From the records below, return every line containing the word "glyph".

BEGIN

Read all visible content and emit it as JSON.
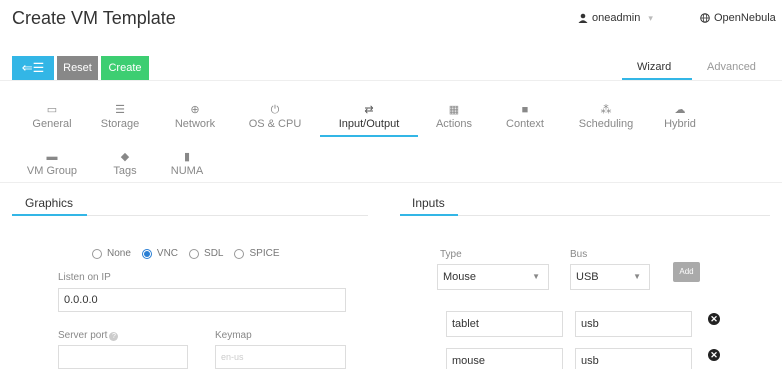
{
  "header": {
    "title": "Create VM Template",
    "user": "oneadmin",
    "zone": "OpenNebula"
  },
  "toolbar": {
    "back_label": "⇐☰",
    "reset_label": "Reset",
    "create_label": "Create"
  },
  "modes": {
    "wizard": "Wizard",
    "advanced": "Advanced",
    "active": "Wizard"
  },
  "tabs": [
    {
      "label": "General",
      "icon": "laptop-icon",
      "glyph": "▭"
    },
    {
      "label": "Storage",
      "icon": "storage-icon",
      "glyph": "☰"
    },
    {
      "label": "Network",
      "icon": "globe-icon",
      "glyph": "⊕"
    },
    {
      "label": "OS & CPU",
      "icon": "power-icon",
      "glyph": "⏻"
    },
    {
      "label": "Input/Output",
      "icon": "exchange-icon",
      "glyph": "⇄"
    },
    {
      "label": "Actions",
      "icon": "calendar-icon",
      "glyph": "▦"
    },
    {
      "label": "Context",
      "icon": "folder-icon",
      "glyph": "■"
    },
    {
      "label": "Scheduling",
      "icon": "sitemap-icon",
      "glyph": "⁂"
    },
    {
      "label": "Hybrid",
      "icon": "cloud-icon",
      "glyph": "☁"
    },
    {
      "label": "VM Group",
      "icon": "folder-open-icon",
      "glyph": "▬"
    },
    {
      "label": "Tags",
      "icon": "tag-icon",
      "glyph": "◆"
    },
    {
      "label": "NUMA",
      "icon": "chip-icon",
      "glyph": "▮"
    }
  ],
  "active_tab": "Input/Output",
  "graphics": {
    "section_title": "Graphics",
    "options": [
      "None",
      "VNC",
      "SDL",
      "SPICE"
    ],
    "selected": "VNC",
    "listen_label": "Listen on IP",
    "listen_value": "0.0.0.0",
    "port_label": "Server port",
    "port_value": "",
    "keymap_label": "Keymap",
    "keymap_placeholder": "en-us"
  },
  "inputs": {
    "section_title": "Inputs",
    "type_label": "Type",
    "bus_label": "Bus",
    "type_value": "Mouse",
    "bus_value": "USB",
    "add_label": "Add",
    "rows": [
      {
        "type": "tablet",
        "bus": "usb"
      },
      {
        "type": "mouse",
        "bus": "usb"
      }
    ]
  },
  "colors": {
    "accent": "#33b6e6",
    "reset": "#888888",
    "create": "#3dce72"
  }
}
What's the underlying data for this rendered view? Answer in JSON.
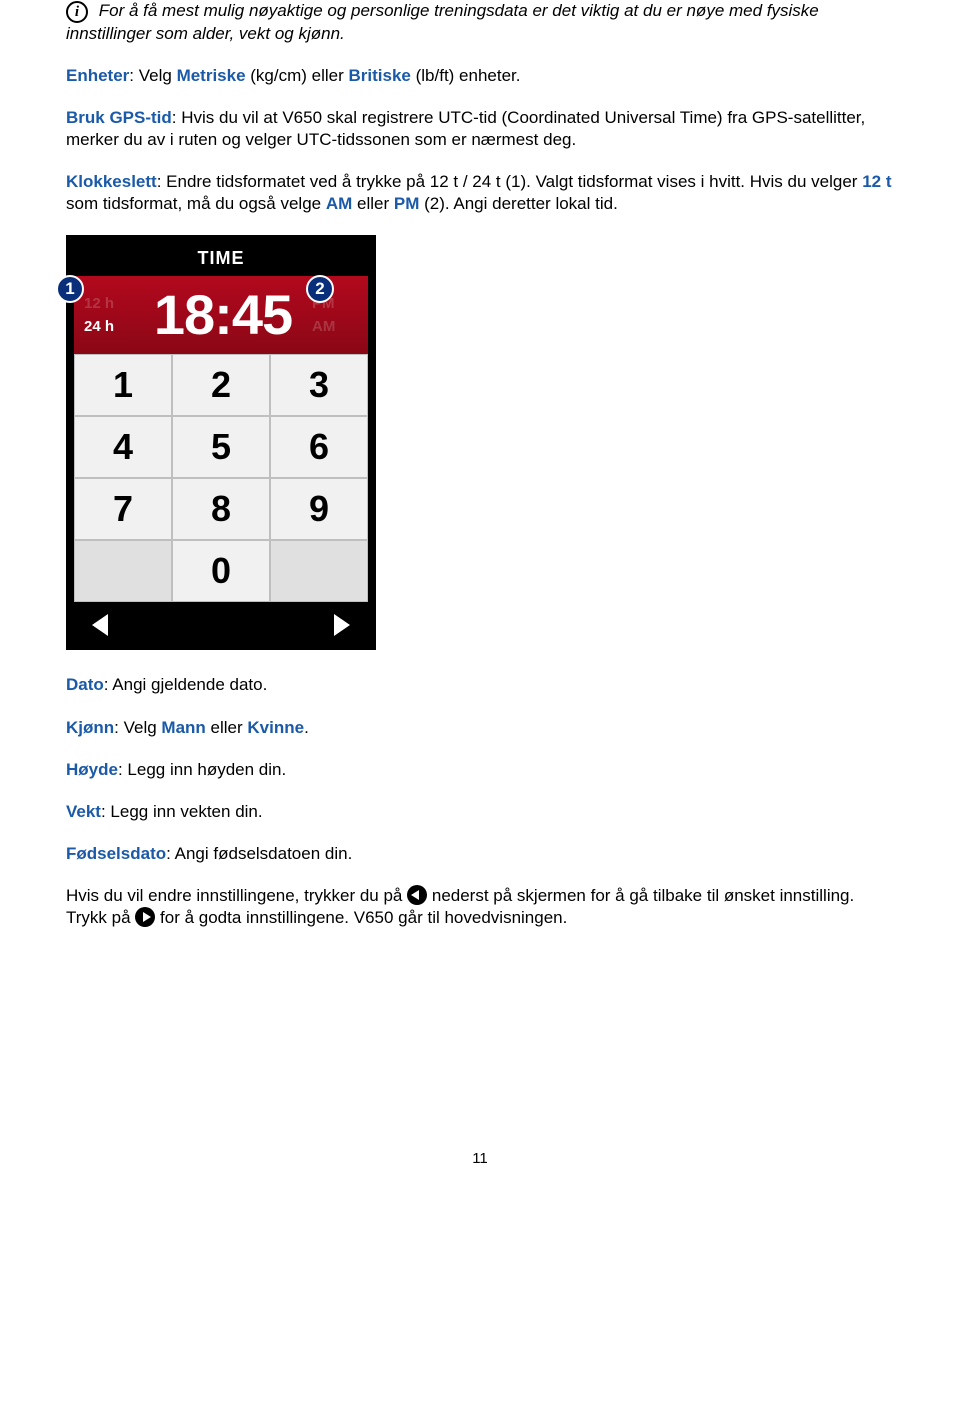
{
  "intro": {
    "text": "For å få mest mulig nøyaktige og personlige treningsdata er det viktig at du er nøye med fysiske innstillinger som alder, vekt og kjønn."
  },
  "enheter": {
    "label": "Enheter",
    "sep": ": Velg ",
    "opt1": "Metriske",
    "mid1": " (kg/cm) eller ",
    "opt2": "Britiske",
    "tail": " (lb/ft) enheter."
  },
  "gps": {
    "label": "Bruk GPS-tid",
    "text": ": Hvis du vil at V650 skal registrere UTC-tid (Coordinated Universal Time) fra GPS-satellitter, merker du av i ruten og velger UTC-tidssonen som er nærmest deg."
  },
  "klokke": {
    "label": "Klokkeslett",
    "p1": ": Endre tidsformatet ved å trykke på 12 t / 24 t (1). Valgt tidsformat vises i hvitt. Hvis du velger ",
    "t12": "12 t",
    "p2": " som tidsformat, må du også velge ",
    "am": "AM",
    "mid": " eller ",
    "pm": "PM",
    "p3": " (2). Angi deretter lokal tid."
  },
  "device": {
    "title": "TIME",
    "h12": "12 h",
    "h24": "24 h",
    "time": "18:45",
    "pm": "PM",
    "am": "AM",
    "keys": [
      "1",
      "2",
      "3",
      "4",
      "5",
      "6",
      "7",
      "8",
      "9",
      "",
      "0",
      ""
    ],
    "callout1": "1",
    "callout2": "2"
  },
  "dato": {
    "label": "Dato",
    "text": ": Angi gjeldende dato."
  },
  "kjonn": {
    "label": "Kjønn",
    "pre": ": Velg ",
    "m": "Mann",
    "mid": " eller ",
    "k": "Kvinne",
    "tail": "."
  },
  "hoyde": {
    "label": "Høyde",
    "text": ": Legg inn høyden din."
  },
  "vekt": {
    "label": "Vekt",
    "text": ": Legg inn vekten din."
  },
  "fdato": {
    "label": "Fødselsdato",
    "text": ": Angi fødselsdatoen din."
  },
  "outro": {
    "p1": "Hvis du vil endre innstillingene, trykker du på ",
    "p2": " nederst på skjermen for å gå tilbake til ønsket innstilling. Trykk på ",
    "p3": " for å godta innstillingene. V650 går til hovedvisningen."
  },
  "page": "11"
}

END

Completed exercise
      "glyph": "▭"
      "glyph": "☰"
      "glyph": "⊕"
      "glyph": "⏻"
      "glyph": "⇄"
      "glyph": "▦"
      "glyph": "■"
      "glyph": "⁂"
      "glyph": "☁"
      "glyph": "▬"
      "glyph": "◆"
      "glyph": "▮"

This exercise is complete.